### What to produce
If a line in the listing below has the string "Reembolso", copy it out.

═════ Material shown ═════

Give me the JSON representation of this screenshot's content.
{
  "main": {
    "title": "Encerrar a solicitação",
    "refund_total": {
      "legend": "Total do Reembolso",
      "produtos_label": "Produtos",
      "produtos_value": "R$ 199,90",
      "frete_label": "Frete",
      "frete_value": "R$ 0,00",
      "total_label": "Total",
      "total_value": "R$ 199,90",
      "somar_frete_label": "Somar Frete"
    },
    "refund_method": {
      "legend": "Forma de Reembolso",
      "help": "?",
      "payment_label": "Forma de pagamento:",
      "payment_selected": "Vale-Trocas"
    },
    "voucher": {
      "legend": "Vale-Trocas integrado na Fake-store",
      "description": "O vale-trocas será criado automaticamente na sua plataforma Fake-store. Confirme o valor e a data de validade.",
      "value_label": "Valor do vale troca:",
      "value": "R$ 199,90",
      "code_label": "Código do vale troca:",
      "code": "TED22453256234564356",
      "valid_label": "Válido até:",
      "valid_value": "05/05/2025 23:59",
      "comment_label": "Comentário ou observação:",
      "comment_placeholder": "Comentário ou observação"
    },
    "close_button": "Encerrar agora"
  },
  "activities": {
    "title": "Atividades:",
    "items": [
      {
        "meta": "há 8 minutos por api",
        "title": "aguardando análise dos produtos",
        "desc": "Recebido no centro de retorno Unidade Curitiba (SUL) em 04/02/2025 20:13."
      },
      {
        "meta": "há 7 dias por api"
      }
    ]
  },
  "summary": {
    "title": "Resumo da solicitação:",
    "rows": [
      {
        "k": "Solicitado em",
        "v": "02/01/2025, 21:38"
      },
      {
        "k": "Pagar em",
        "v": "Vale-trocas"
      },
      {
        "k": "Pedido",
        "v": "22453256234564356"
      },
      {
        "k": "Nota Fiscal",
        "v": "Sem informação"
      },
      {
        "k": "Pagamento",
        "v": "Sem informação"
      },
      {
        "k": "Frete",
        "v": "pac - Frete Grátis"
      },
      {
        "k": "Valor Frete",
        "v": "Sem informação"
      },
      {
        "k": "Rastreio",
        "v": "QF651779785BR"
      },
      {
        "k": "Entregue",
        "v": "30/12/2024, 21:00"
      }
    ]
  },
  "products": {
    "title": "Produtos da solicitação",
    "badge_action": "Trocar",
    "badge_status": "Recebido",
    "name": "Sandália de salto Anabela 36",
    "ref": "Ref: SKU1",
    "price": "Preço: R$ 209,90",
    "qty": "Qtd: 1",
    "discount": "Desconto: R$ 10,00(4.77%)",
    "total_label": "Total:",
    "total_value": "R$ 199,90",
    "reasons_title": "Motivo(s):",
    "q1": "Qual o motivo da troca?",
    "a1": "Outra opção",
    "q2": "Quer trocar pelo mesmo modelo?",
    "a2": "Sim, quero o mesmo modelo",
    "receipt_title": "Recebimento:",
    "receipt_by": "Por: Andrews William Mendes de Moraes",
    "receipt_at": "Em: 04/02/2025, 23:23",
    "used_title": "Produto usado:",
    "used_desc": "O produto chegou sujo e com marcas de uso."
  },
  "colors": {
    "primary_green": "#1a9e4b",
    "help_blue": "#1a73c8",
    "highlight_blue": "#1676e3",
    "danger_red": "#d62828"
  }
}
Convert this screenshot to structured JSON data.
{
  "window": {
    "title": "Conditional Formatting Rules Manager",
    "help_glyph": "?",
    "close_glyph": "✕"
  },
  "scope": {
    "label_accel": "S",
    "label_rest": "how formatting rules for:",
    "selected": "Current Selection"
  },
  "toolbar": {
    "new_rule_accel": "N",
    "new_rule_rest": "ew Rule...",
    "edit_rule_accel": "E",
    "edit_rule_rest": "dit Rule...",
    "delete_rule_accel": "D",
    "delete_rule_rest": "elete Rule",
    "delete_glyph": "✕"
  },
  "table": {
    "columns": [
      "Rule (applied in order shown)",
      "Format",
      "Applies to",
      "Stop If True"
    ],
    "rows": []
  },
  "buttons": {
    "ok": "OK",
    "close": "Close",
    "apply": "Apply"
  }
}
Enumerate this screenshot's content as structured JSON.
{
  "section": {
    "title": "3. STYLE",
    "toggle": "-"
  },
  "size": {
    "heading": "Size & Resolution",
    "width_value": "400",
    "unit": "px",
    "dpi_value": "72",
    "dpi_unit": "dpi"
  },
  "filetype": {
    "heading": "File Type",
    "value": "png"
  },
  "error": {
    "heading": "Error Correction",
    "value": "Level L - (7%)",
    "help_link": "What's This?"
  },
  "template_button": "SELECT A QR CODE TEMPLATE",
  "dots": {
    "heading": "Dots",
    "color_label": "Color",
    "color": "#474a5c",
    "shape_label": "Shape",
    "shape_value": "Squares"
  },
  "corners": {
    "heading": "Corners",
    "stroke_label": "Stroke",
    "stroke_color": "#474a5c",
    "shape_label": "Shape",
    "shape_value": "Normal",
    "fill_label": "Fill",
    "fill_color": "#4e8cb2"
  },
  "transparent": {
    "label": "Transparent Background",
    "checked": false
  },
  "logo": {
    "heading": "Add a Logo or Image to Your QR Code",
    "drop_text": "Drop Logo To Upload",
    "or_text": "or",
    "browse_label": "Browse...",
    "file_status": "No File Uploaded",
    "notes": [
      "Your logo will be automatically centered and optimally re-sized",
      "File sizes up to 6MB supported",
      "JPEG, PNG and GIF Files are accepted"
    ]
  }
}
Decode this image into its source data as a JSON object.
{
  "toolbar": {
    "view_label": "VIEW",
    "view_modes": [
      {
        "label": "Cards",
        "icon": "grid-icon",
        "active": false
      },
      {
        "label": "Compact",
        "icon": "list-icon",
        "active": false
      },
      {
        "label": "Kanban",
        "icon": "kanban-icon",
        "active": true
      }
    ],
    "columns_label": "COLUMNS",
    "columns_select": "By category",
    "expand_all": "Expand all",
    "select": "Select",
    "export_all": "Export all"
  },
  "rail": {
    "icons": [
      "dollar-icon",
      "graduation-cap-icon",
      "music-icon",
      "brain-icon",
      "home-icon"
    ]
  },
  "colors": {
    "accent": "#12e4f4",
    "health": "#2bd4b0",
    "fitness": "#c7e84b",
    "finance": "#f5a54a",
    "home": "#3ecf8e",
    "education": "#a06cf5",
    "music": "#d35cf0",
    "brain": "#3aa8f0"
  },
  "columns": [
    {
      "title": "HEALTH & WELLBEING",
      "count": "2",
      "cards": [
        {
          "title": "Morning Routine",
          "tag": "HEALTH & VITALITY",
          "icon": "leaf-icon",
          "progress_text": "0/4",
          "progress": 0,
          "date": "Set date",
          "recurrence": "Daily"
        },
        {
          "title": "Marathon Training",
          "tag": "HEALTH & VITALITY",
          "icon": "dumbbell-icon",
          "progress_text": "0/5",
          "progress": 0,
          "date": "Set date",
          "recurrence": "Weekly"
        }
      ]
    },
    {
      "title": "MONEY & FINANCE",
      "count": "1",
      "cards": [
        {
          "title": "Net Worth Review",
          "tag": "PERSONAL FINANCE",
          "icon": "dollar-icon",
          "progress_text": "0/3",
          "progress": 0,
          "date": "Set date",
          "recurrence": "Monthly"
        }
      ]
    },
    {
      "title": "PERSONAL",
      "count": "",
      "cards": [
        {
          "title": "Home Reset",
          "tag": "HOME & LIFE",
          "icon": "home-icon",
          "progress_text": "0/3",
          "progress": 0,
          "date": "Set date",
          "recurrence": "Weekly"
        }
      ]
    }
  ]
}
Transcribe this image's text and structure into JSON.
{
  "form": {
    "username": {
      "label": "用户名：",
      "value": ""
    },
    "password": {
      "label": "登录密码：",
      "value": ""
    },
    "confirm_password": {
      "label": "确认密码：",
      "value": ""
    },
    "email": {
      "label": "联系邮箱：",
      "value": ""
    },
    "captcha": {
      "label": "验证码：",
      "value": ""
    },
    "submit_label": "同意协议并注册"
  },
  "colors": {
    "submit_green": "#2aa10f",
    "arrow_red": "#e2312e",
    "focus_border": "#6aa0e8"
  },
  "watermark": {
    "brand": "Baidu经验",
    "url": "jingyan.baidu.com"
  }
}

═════

### Response to the task
      "legend": "Total do Reembolso",
      "legend": "Forma de Reembolso",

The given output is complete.